:: PROVIDED MATERIAL ::

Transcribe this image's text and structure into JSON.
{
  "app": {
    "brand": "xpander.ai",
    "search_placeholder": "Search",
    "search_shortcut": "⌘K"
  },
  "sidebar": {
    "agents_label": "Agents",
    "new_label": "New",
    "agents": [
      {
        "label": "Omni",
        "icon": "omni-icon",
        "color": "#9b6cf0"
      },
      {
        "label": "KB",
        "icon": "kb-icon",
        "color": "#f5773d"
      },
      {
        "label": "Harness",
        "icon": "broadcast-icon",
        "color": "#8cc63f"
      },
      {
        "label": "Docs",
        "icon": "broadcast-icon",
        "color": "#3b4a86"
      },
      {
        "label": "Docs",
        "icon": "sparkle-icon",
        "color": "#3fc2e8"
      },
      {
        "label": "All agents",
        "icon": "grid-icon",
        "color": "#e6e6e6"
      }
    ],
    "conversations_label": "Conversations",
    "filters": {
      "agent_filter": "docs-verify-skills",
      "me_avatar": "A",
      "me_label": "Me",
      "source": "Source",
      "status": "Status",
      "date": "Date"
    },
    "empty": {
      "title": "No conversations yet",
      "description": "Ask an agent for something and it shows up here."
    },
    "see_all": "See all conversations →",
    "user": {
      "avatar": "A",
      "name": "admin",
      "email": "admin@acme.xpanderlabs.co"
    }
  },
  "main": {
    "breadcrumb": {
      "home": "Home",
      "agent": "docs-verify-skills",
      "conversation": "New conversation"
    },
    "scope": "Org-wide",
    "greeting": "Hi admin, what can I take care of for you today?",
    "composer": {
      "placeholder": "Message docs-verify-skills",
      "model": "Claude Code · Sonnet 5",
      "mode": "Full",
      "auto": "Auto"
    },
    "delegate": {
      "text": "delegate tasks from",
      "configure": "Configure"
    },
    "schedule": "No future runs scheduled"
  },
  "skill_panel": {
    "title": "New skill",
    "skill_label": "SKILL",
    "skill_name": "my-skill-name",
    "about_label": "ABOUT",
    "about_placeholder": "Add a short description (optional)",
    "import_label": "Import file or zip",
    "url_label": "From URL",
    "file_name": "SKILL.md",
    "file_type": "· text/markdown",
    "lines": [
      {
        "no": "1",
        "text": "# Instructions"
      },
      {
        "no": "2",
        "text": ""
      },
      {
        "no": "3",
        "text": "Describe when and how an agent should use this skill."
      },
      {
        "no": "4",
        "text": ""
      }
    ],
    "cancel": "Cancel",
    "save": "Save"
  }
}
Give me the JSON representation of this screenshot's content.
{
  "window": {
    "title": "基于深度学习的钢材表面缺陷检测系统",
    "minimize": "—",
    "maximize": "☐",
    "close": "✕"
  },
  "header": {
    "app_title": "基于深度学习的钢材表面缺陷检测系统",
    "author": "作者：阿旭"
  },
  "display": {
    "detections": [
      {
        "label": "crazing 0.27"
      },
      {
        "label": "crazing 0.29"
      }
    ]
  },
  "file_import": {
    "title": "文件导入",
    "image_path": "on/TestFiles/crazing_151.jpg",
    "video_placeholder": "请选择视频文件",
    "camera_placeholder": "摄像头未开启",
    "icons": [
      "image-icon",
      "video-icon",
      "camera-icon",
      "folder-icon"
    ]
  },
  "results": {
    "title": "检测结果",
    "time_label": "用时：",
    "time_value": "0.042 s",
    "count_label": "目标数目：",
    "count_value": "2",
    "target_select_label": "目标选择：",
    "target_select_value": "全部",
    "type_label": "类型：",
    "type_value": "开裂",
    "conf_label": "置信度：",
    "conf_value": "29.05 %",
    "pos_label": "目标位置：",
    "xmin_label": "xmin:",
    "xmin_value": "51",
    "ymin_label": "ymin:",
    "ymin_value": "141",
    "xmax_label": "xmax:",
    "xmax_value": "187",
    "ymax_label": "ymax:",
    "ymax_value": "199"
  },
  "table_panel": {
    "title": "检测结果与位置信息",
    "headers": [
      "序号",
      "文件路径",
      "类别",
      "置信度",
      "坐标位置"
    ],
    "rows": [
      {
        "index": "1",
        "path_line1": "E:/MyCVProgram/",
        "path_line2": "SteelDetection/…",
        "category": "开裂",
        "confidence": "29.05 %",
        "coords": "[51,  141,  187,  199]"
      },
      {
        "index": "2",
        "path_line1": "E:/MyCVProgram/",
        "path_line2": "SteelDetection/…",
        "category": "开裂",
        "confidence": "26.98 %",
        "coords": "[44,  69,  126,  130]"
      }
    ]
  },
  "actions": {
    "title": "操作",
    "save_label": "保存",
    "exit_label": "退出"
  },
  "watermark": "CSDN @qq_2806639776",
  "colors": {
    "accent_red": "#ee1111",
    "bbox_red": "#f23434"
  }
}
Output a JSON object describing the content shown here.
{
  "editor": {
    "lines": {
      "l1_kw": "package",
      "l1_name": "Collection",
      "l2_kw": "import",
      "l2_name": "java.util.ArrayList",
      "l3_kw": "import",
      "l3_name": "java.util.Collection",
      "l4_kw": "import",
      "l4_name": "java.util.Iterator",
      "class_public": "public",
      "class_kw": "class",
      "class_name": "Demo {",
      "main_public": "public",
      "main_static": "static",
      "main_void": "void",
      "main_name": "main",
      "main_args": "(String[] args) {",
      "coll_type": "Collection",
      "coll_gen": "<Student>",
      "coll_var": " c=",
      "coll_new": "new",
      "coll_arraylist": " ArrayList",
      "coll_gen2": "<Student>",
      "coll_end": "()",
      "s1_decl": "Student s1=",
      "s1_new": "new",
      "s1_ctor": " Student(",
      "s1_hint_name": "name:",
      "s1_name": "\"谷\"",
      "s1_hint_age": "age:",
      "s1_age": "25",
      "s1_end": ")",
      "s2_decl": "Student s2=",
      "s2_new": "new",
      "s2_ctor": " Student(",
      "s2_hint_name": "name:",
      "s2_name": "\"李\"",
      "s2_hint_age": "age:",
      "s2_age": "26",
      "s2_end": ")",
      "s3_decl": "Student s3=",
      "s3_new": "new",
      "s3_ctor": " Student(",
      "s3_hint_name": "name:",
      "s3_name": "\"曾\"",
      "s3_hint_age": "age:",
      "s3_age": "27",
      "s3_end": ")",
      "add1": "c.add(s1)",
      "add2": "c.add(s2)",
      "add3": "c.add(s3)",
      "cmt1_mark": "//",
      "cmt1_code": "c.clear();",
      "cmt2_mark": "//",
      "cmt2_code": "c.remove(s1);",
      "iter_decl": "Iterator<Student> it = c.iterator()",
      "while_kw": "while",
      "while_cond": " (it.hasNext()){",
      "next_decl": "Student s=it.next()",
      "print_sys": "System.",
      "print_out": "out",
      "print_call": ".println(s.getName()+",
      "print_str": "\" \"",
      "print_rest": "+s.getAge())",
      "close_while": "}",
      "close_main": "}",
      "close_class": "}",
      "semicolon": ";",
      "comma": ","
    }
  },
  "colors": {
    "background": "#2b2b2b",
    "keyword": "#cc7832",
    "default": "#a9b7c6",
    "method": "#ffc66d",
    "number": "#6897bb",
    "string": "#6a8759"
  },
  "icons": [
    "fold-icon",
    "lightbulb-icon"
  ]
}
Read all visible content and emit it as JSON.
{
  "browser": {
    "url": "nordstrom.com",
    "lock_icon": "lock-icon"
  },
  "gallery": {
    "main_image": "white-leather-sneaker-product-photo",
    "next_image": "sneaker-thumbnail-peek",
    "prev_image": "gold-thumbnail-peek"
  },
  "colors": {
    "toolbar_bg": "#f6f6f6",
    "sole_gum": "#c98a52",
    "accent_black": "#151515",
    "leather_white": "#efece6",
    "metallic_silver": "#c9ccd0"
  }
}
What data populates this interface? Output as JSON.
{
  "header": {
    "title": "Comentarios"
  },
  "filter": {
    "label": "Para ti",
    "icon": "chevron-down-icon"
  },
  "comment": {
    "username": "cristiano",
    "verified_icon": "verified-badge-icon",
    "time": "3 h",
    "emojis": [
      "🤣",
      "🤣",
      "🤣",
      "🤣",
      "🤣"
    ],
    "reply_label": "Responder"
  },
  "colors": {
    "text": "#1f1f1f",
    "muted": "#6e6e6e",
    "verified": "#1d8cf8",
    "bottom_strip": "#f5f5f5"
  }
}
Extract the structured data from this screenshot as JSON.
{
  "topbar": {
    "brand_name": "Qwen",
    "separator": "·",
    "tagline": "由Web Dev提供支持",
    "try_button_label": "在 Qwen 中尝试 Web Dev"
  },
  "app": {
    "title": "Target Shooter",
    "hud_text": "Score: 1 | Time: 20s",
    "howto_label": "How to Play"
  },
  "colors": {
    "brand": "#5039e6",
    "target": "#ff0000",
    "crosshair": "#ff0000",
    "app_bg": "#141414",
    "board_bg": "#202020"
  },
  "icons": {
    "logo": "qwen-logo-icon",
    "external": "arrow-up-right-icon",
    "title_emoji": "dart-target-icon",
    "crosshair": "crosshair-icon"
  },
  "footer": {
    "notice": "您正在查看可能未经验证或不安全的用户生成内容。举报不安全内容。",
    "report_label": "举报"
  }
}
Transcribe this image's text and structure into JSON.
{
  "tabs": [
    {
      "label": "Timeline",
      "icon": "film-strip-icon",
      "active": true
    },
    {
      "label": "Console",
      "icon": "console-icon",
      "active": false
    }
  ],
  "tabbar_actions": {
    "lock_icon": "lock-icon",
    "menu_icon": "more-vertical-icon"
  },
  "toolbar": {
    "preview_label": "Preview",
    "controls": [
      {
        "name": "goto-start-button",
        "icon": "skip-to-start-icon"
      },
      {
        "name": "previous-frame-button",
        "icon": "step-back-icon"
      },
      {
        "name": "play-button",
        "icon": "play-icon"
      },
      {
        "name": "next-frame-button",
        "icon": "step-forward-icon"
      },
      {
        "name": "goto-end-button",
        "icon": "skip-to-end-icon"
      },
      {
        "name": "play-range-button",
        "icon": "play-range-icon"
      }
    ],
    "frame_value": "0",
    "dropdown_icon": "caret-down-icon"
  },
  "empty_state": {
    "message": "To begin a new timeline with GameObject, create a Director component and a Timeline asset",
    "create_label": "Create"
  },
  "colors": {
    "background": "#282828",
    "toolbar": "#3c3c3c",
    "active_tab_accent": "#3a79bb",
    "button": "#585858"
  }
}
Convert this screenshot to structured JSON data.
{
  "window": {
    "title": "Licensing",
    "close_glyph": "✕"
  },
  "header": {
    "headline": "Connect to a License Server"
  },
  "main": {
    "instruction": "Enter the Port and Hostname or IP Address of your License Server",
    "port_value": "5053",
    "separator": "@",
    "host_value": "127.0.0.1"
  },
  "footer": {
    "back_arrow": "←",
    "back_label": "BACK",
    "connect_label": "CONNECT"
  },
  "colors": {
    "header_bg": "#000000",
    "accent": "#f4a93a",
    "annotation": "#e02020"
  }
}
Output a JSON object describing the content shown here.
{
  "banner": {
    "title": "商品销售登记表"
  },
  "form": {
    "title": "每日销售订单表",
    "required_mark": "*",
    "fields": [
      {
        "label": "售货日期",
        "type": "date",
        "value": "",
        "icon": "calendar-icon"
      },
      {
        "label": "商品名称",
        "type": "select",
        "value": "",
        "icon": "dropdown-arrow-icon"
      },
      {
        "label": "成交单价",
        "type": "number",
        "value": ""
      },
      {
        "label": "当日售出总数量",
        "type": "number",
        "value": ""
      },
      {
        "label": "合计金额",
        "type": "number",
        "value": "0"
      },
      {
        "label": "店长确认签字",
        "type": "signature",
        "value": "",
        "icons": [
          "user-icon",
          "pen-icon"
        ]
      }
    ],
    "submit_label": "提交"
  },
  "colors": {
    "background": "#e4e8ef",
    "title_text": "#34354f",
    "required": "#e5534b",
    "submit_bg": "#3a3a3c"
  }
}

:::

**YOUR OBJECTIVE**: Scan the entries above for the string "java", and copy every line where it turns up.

**ANSWER SECTION**:
      "l2_name": "java.util.ArrayList",
      "l3_name": "java.util.Collection",
      "l4_name": "java.util.Iterator",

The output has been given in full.